A popular and best-selling poet died last month. Mary Oliver was an author of more than 20 volumes of verse winning the hearts of many readers. As described, "She won a legion of loyal readers with brief, unfussy poems that explored the majesty and mystery of the natural world -- and humanity's often ugly and destructive ways." She will be greatly missed. I am one of her many fans, marveling how she could convey so much meaning with so few words.

Some of her poetry has a mystical quality. It goes beyond a simple description of what one sees and experiences, leaning to a mystical sense of what lies beyond us. Like many mystics, she touched in gentle ways the reality of an existence not seen but nevertheless experienced. Contemplative people call this the presence of a transcendent consciousness that enters our consciousness as a gift. It usually doesn't originate in our thinking but is received as an inspiration of the heart. It is welcomed by those who listen not only to the thoughts of the mind but the inspirations of the heart. The heart can convey the warmth of this mystical reality.

Perhaps you have had such an experience. I have had many that have become memorable gifts to my life. They are usually simple. I remember as a young teenager walking from my prep school to a lovely spot overlooking the Hudson River. It was autumn and all the trees were in full bloom with their colorful leaves. I especially liked the brilliant red of the maples, a color I didn't often see growing up in northern Arizona. Looking at this beauty, and gazing down to the river, I felt a divine presence surrounding me. I was not alone, even though by myself. I was in the company of a great Mystery that was present to me as if I were being gently hugged. I knew that there was more to my life than just what I could see -- but in seeing what is I knew there was more.

Mary Oliver could often say in just a few words what I have described. Her short poem says it all:

"Still, what I want in my life

Is to be willing

To be dazzled-

To cast aside the weight of facts

And maybe even

To float a little

Above this difficult world.
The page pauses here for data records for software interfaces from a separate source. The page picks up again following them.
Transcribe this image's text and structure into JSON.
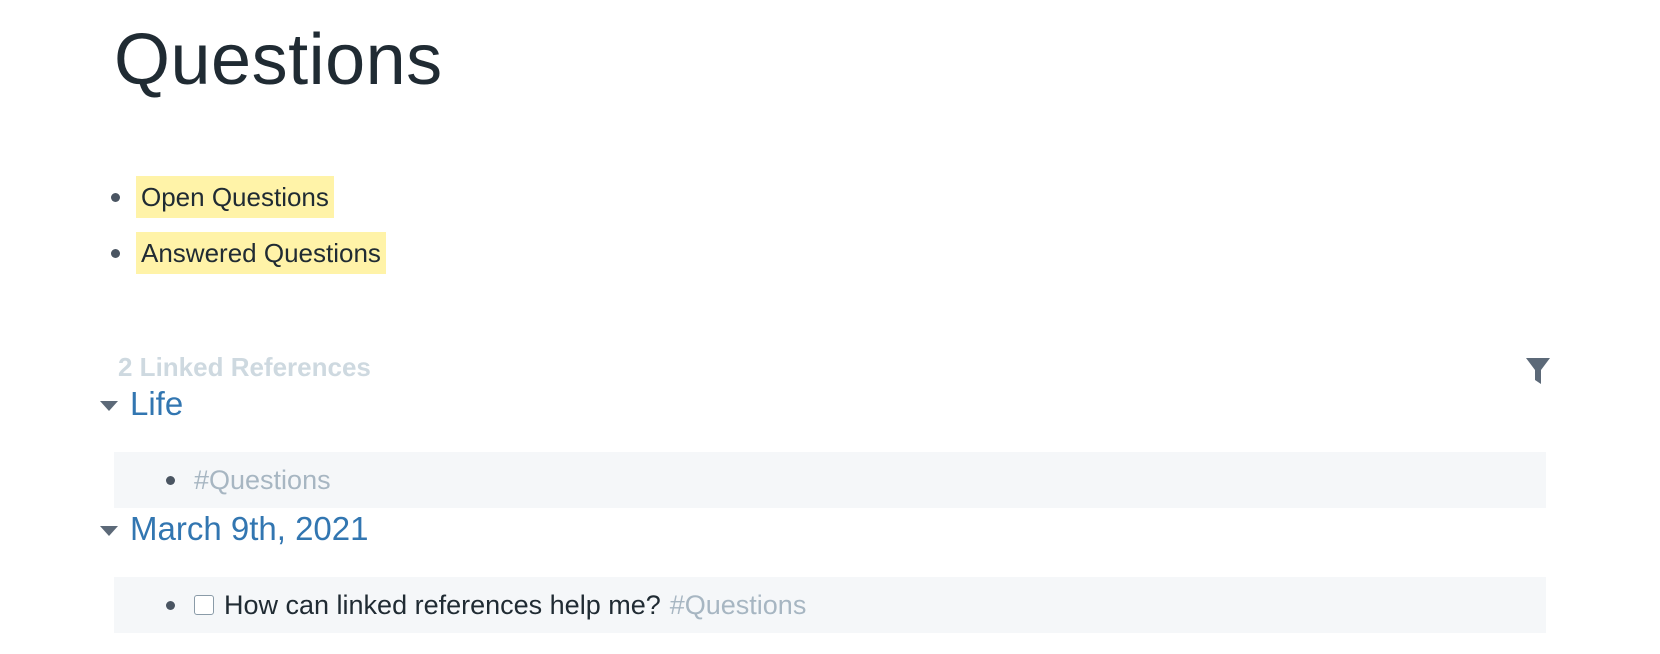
{
  "page": {
    "title": "Questions"
  },
  "blocks": [
    {
      "label": "Open Questions"
    },
    {
      "label": "Answered Questions"
    }
  ],
  "linked_references": {
    "header": "2 Linked References",
    "filter_icon": "filter-icon",
    "groups": [
      {
        "title": "Life",
        "items": [
          {
            "tag": "#Questions"
          }
        ]
      },
      {
        "title": "March 9th, 2021",
        "items": [
          {
            "todo_checked": false,
            "text": "How can linked references help me?",
            "tag": "#Questions"
          }
        ]
      }
    ]
  },
  "colors": {
    "highlight": "#fff3a8",
    "link": "#3276b1",
    "muted_tag": "#a7b6c2",
    "ref_header": "#ced9e0",
    "ref_background": "#f5f7f9"
  }
}
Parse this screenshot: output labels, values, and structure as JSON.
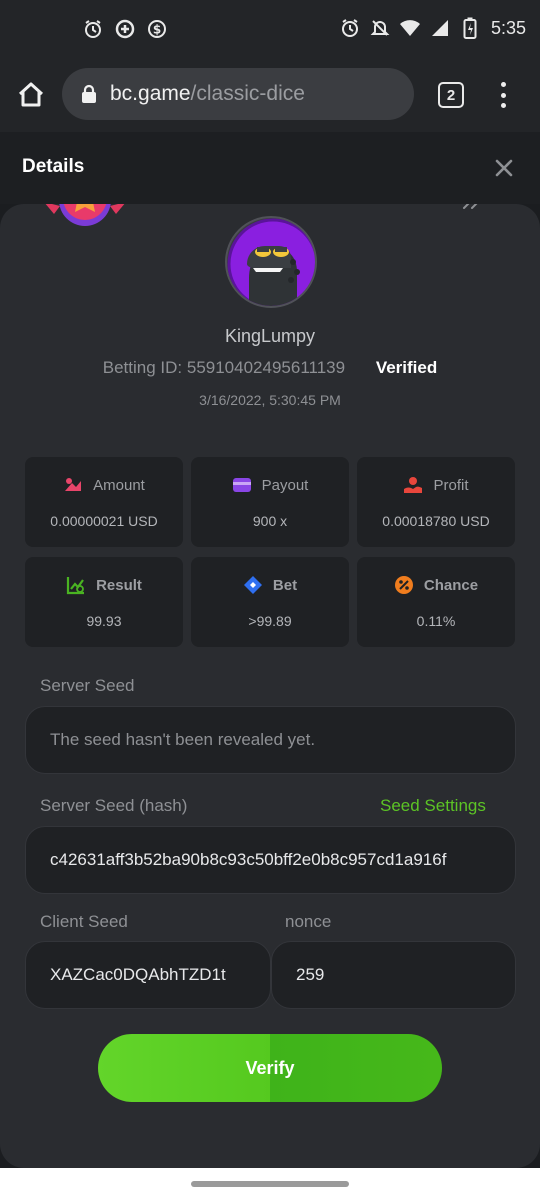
{
  "status_bar": {
    "time": "5:35",
    "left_icons": [
      "alarm-icon",
      "data-saver-icon",
      "dollar-circle-icon"
    ],
    "right_icons": [
      "alarm-icon",
      "notifications-off-icon",
      "wifi-icon",
      "signal-icon",
      "battery-icon"
    ]
  },
  "browser": {
    "url_host": "bc.game",
    "url_path": "/classic-dice",
    "tab_count": "2"
  },
  "dialog": {
    "title": "Details"
  },
  "bet": {
    "username": "KingLumpy",
    "betting_id": "Betting ID: 55910402495611139",
    "verified": "Verified",
    "date": "3/16/2022, 5:30:45 PM"
  },
  "stats": [
    {
      "label": "Amount",
      "value": "0.00000021 USD",
      "icon": "amount-icon",
      "color": "#e8456a"
    },
    {
      "label": "Payout",
      "value": "900 x",
      "icon": "wallet-icon",
      "color": "#8a46e6"
    },
    {
      "label": "Profit",
      "value": "0.00018780 USD",
      "icon": "profit-icon",
      "color": "#e8463c"
    },
    {
      "label": "Result",
      "value": "99.93",
      "icon": "result-chart-icon",
      "color": "#4ab322"
    },
    {
      "label": "Bet",
      "value": ">99.89",
      "icon": "bet-icon",
      "color": "#2f6ff0"
    },
    {
      "label": "Chance",
      "value": "0.11%",
      "icon": "percent-icon",
      "color": "#f07d1e"
    }
  ],
  "server_seed": {
    "label": "Server Seed",
    "placeholder": "The seed hasn't been revealed yet."
  },
  "server_seed_hash": {
    "label": "Server Seed (hash)",
    "link": "Seed Settings",
    "value": "c42631aff3b52ba90b8c93c50bff2e0b8c957cd1a916f"
  },
  "client_seed": {
    "label": "Client Seed",
    "value": "XAZCac0DQAbhTZD1t"
  },
  "nonce": {
    "label": "nonce",
    "value": "259"
  },
  "verify_label": "Verify"
}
I want to believe I am looking

Into the white fire of a great mystery.

I want to believe that the imperfections

Are nothing-

That the light is everything ..."

("The Ponds")